A startup that's capitalizing on the untapped hair extensions market

Nov 13, 2017

It's an obvious solution to tech's diversity problem: invest venture capital into businesses founded by women and people of color. They're not only likely to hire a more diverse pool of employees, but they may also start businesses that have been left out of the market.

Diishan Imira is the co-founder and CEO of Mayvenn, an e-commerce platform that allows hairstylists to sell hair extensions directly to their clients.

"I grew up, our family had hairstylists in it, so I kind of understand that world," said Imira. "What was very striking, and especially in the African-American community, is that we purchase $9 billion of hair products. But we don't sell any of those products."

Traditionally, customers buy hair extensions online or at a beauty supply store and then bring them to their stylist to have them sewn in. Imira realized that stylists sell shampoo and hairspray, but are missing out on the hair extension market. But there was a hurdle: Extensions are expensive. Salon owners couldn't afford to stock an inventory upfront.

Related Rihanna is filling a hole in the $430 billion beauty market Amazon is trimming some profit off high-end salons

Mayvenn sets salons up with an online store that lets them sell extensions.

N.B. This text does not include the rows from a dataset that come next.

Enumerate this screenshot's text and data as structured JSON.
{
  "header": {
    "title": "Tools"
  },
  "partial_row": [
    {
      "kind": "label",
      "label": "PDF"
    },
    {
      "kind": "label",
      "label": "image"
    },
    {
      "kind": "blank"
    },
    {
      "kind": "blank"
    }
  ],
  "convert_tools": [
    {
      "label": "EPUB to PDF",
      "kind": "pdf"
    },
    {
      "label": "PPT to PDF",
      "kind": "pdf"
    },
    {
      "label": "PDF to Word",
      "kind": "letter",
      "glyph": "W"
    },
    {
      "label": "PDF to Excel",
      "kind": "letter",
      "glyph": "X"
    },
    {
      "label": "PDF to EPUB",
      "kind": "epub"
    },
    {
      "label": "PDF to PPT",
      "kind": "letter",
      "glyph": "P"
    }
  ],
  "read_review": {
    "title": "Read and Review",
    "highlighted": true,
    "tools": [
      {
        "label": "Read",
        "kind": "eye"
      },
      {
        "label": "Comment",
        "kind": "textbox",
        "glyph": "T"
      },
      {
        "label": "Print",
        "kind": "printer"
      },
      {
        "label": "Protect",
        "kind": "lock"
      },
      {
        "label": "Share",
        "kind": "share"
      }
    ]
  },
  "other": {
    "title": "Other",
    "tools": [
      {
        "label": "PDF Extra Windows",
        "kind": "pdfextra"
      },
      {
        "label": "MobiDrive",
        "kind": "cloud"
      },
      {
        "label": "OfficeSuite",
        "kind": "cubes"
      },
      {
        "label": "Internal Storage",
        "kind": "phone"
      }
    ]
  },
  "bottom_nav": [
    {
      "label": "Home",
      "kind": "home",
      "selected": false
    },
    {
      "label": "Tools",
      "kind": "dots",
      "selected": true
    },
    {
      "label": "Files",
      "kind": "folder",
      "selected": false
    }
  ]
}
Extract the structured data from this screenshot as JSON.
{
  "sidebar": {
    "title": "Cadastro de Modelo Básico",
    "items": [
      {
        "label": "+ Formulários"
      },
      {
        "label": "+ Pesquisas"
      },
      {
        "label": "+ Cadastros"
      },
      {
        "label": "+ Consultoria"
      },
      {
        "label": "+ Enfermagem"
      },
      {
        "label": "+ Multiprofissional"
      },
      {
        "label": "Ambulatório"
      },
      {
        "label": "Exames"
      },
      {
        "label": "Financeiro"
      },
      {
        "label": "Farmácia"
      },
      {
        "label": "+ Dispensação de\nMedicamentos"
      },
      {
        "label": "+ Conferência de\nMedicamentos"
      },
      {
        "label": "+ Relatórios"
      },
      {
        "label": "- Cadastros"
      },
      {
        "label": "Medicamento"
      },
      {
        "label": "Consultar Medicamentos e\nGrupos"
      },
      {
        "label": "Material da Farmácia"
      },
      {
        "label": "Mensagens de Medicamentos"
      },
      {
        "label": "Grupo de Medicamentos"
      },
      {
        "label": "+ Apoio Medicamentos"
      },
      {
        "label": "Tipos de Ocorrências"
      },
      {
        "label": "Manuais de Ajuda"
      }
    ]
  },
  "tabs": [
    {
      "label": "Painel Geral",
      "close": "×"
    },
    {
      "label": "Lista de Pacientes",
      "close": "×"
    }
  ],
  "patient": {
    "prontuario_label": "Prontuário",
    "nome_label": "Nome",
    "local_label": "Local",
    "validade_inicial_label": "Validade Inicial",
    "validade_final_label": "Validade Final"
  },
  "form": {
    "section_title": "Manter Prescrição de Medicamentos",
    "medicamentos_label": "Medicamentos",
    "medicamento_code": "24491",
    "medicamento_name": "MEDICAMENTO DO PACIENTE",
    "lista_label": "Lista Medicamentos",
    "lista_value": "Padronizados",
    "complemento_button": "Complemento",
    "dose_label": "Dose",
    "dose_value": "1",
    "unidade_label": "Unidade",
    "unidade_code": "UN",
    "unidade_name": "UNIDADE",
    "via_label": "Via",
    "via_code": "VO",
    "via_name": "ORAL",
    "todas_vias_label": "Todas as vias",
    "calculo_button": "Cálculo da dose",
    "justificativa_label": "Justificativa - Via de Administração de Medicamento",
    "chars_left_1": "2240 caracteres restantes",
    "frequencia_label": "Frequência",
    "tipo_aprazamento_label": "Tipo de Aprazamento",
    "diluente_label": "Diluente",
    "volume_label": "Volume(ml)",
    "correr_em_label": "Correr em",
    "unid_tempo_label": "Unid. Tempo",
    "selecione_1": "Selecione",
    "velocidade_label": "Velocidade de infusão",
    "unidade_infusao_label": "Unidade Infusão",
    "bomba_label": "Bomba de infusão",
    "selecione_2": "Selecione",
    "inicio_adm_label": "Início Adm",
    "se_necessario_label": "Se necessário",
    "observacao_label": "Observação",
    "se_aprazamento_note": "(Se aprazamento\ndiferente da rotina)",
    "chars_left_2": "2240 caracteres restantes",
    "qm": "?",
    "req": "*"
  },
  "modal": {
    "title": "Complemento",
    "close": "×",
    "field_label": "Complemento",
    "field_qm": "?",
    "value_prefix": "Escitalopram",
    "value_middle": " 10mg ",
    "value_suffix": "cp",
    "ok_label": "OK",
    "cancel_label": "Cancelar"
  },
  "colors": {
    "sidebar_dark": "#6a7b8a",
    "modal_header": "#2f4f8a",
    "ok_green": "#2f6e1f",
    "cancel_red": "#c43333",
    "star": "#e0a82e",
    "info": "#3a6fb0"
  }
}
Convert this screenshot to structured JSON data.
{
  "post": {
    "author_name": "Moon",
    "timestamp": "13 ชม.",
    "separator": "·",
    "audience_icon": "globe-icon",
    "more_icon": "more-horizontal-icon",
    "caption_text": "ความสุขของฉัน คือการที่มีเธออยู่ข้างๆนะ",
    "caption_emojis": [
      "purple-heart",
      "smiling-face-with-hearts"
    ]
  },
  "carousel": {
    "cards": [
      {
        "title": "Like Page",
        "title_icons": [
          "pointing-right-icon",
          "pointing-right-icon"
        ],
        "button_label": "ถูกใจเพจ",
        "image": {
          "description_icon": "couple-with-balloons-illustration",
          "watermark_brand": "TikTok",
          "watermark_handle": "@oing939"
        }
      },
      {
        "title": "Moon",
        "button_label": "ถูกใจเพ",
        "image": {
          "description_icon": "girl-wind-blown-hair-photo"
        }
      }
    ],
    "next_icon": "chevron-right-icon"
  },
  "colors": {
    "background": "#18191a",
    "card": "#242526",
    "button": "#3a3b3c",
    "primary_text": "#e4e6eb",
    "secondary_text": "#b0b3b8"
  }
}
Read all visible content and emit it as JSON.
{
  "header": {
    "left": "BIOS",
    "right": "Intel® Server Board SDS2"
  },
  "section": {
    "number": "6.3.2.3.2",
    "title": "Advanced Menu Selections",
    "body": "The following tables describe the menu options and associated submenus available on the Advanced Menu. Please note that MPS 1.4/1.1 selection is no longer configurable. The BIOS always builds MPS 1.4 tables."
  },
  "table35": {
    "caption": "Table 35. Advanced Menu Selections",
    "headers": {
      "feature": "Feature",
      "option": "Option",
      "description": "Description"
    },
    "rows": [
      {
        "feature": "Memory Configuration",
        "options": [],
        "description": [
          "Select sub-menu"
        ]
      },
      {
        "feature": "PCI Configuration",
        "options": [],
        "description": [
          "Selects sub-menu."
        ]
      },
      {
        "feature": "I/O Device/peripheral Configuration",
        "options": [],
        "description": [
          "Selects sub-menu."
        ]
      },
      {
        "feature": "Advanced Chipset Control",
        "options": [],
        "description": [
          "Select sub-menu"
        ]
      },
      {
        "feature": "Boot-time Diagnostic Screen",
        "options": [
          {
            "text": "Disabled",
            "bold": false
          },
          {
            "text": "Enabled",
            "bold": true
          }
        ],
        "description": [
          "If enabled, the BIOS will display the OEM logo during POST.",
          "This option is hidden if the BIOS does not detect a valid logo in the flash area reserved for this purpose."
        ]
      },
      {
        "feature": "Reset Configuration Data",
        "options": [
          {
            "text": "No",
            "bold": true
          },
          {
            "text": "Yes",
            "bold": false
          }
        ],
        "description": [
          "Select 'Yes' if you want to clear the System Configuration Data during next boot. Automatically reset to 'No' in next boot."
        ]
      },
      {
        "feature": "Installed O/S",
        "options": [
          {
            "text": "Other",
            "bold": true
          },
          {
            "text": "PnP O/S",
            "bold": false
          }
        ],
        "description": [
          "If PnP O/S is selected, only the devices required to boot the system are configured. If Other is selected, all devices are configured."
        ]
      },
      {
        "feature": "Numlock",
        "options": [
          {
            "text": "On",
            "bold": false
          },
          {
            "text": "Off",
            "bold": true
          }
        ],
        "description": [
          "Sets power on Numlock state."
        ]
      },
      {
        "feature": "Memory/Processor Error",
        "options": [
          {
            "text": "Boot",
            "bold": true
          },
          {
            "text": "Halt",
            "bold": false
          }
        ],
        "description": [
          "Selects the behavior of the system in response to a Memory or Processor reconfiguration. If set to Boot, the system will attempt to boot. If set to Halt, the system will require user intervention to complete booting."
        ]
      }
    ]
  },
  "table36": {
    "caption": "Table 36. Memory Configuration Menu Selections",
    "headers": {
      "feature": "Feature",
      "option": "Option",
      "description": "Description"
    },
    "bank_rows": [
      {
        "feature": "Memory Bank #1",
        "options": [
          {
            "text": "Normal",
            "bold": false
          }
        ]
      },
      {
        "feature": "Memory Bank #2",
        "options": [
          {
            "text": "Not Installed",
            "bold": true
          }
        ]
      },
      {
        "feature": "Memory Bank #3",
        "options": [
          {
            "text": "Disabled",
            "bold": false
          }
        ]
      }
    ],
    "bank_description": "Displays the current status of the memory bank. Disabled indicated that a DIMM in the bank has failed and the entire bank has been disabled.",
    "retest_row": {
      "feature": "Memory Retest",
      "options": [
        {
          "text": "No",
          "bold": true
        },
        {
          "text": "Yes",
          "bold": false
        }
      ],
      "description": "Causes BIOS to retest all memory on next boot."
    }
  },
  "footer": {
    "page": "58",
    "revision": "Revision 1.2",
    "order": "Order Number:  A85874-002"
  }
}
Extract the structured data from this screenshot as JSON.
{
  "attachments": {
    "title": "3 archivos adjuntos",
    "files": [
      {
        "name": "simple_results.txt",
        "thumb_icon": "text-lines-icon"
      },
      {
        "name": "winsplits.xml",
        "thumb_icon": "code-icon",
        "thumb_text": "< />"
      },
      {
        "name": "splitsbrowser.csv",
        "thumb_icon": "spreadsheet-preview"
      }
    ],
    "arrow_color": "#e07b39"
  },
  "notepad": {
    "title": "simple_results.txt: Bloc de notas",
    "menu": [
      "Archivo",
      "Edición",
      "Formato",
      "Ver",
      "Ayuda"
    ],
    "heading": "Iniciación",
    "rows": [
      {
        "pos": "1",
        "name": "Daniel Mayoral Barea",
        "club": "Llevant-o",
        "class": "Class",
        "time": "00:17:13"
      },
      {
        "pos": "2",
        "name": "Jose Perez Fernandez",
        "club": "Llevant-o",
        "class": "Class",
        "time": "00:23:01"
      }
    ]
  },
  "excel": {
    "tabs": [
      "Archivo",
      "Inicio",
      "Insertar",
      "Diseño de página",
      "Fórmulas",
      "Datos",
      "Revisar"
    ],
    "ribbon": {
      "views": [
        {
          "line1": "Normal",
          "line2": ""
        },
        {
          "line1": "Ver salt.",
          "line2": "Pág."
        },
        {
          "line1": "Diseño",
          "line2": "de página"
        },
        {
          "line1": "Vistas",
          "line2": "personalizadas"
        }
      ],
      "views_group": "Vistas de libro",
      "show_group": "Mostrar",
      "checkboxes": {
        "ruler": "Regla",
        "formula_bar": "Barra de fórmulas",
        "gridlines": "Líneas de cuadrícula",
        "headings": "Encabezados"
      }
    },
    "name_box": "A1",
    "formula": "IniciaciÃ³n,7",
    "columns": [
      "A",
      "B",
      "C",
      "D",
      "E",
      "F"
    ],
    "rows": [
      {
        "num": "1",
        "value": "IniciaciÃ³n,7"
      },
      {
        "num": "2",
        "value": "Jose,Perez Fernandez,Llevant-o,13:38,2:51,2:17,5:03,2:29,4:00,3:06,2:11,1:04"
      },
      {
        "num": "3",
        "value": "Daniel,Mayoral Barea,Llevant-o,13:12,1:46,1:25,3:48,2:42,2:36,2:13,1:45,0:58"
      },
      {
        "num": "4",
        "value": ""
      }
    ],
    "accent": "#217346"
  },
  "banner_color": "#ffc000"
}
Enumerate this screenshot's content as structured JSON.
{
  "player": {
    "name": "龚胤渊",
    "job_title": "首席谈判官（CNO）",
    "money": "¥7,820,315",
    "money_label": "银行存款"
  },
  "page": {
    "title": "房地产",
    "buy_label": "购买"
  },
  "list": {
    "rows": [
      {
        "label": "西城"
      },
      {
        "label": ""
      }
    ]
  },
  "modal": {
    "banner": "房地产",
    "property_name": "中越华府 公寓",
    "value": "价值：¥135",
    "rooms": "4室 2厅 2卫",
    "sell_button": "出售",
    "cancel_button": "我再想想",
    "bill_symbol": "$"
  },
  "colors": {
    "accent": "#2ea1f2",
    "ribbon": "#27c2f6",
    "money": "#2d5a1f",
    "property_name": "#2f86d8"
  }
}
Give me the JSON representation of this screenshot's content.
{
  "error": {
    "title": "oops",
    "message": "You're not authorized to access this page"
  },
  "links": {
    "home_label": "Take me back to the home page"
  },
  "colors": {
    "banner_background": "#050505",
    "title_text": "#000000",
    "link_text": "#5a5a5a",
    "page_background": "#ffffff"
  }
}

The stylist refers the client to Mayvenn's stock, the extensions are shipped from Mayvenn directly to the salon and then that stylist gets a commission on the sale.

Getting a slice of the venture capital pie was not easy though. Mayvenn started with just under $50,000, and most of that was money invested by friends. Then Imira got into the 500 Startups program, an accelerator for entrepreneurs. He was able to raise another $800,000 from small funds. 

"It was a lot of trying to get people to understand this demographic that, quite frankly, Silicon Valley is not investing in," he said. "So that was another part that was really kind of an uphill battle."

His strongest pitch? Hair extensions and wigs are a $5 billion market in the U.S. And outside of the African-American community, more people are wearing them as a fashion accessory.

Shameka Montgomery, who owns The Luv of Hair, a salon in Emeryville, California, said most of her business comes from sewing in extensions. She charges $400 minimum for the service, which involves hand stitching. Being able to sell the product directly has boosted business. 

"I had one client sitting in a chair getting a sew-in and she saw a curly unit that I had just finished making. And she purchased it," she said.

The cost of the product alone? $1,100.